● **EXERCISE DIRECTIONS**: In the data below, find each line containing the string "JSON" and return it.

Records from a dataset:

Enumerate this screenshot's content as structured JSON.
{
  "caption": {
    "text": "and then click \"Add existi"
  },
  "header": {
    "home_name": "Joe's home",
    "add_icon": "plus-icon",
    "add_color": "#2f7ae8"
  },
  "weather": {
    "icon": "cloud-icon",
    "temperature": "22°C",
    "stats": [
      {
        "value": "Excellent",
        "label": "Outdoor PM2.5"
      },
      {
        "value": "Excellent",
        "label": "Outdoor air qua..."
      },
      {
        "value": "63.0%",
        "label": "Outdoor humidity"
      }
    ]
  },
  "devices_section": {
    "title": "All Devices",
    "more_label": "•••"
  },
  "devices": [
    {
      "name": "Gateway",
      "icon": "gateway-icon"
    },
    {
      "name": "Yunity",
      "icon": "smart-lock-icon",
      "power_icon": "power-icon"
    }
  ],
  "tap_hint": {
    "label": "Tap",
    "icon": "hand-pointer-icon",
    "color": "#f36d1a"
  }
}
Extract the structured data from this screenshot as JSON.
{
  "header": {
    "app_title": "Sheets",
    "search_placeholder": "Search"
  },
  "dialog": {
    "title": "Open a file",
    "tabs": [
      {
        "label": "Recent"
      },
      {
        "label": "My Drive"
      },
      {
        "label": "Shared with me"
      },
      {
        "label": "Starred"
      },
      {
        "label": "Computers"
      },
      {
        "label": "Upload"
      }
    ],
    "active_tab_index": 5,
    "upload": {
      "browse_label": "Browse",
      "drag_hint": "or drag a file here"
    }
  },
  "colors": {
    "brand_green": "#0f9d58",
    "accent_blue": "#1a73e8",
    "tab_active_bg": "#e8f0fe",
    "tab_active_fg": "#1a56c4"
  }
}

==

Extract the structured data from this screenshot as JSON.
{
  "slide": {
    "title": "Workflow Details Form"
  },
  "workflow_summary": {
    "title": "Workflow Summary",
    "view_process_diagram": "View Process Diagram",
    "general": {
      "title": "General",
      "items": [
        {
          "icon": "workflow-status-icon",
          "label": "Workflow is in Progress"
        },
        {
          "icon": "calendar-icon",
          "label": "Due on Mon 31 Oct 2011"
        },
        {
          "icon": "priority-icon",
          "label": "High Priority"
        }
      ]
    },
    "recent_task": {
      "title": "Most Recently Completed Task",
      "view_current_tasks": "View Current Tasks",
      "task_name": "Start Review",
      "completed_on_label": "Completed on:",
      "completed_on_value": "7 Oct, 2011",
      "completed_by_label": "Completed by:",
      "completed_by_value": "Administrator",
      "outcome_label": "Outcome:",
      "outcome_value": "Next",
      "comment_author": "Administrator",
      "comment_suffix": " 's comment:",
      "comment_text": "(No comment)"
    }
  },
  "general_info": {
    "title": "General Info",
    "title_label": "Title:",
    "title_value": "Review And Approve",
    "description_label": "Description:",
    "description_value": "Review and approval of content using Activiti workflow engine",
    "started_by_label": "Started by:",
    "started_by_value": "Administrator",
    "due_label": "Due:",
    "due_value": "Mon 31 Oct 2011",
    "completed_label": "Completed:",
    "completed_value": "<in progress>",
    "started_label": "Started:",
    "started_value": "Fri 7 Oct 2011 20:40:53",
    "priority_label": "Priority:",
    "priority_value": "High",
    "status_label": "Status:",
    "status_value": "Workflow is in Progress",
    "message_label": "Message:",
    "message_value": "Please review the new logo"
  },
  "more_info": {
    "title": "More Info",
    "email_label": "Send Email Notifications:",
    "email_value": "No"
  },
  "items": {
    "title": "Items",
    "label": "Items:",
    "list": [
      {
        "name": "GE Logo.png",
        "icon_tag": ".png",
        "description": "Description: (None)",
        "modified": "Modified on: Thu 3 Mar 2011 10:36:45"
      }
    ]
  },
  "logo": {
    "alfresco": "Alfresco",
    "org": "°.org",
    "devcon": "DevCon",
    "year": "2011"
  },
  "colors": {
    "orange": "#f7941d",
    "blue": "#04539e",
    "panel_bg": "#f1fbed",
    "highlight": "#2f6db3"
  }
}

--

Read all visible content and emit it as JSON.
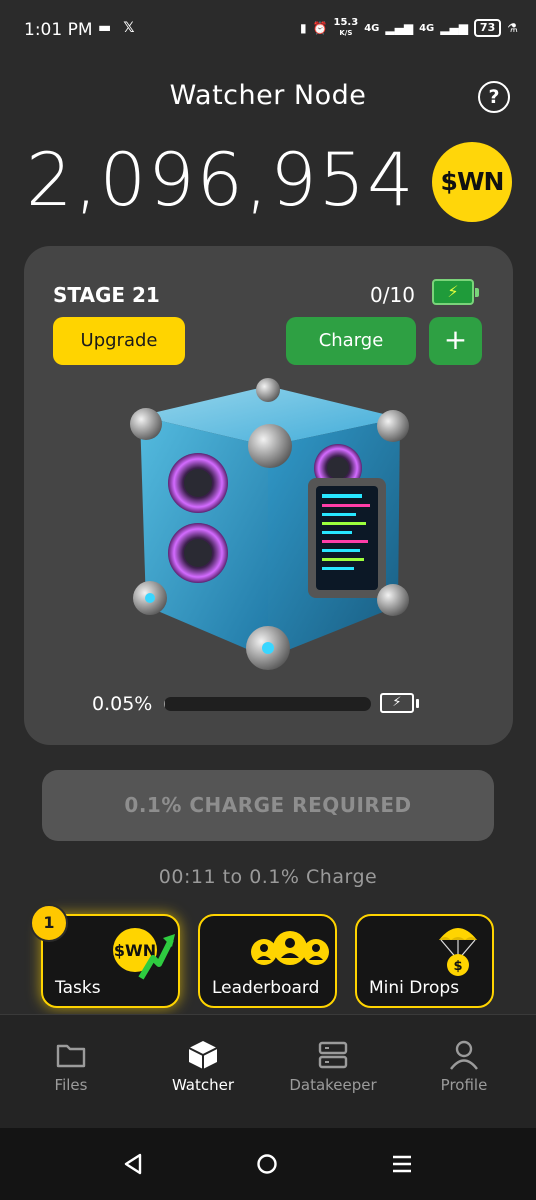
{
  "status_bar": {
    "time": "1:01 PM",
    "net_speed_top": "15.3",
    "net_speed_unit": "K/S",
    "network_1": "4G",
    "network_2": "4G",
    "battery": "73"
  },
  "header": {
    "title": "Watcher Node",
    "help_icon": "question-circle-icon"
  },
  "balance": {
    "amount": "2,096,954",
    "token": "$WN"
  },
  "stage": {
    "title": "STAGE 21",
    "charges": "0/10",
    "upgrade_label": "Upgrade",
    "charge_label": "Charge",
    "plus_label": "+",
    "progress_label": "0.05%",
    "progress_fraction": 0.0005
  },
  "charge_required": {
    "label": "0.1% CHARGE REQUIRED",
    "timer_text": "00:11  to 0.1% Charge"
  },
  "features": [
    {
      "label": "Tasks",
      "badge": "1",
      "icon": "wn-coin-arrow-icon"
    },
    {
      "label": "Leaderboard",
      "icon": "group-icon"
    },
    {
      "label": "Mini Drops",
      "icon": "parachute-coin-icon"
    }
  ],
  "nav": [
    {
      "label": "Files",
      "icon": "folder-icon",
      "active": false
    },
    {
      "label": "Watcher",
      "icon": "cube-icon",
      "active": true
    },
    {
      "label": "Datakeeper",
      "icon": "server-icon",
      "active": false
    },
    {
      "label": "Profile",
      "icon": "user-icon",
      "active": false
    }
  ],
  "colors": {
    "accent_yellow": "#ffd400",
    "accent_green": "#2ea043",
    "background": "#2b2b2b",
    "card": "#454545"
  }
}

● **COMPLETED EXERCISE**:
Enumerate this screenshot's content as structured JSON.
Extract the structured data from this screenshot as JSON.
Extract the structured data from this screenshot as JSON.
Read all visible content and emit it as JSON.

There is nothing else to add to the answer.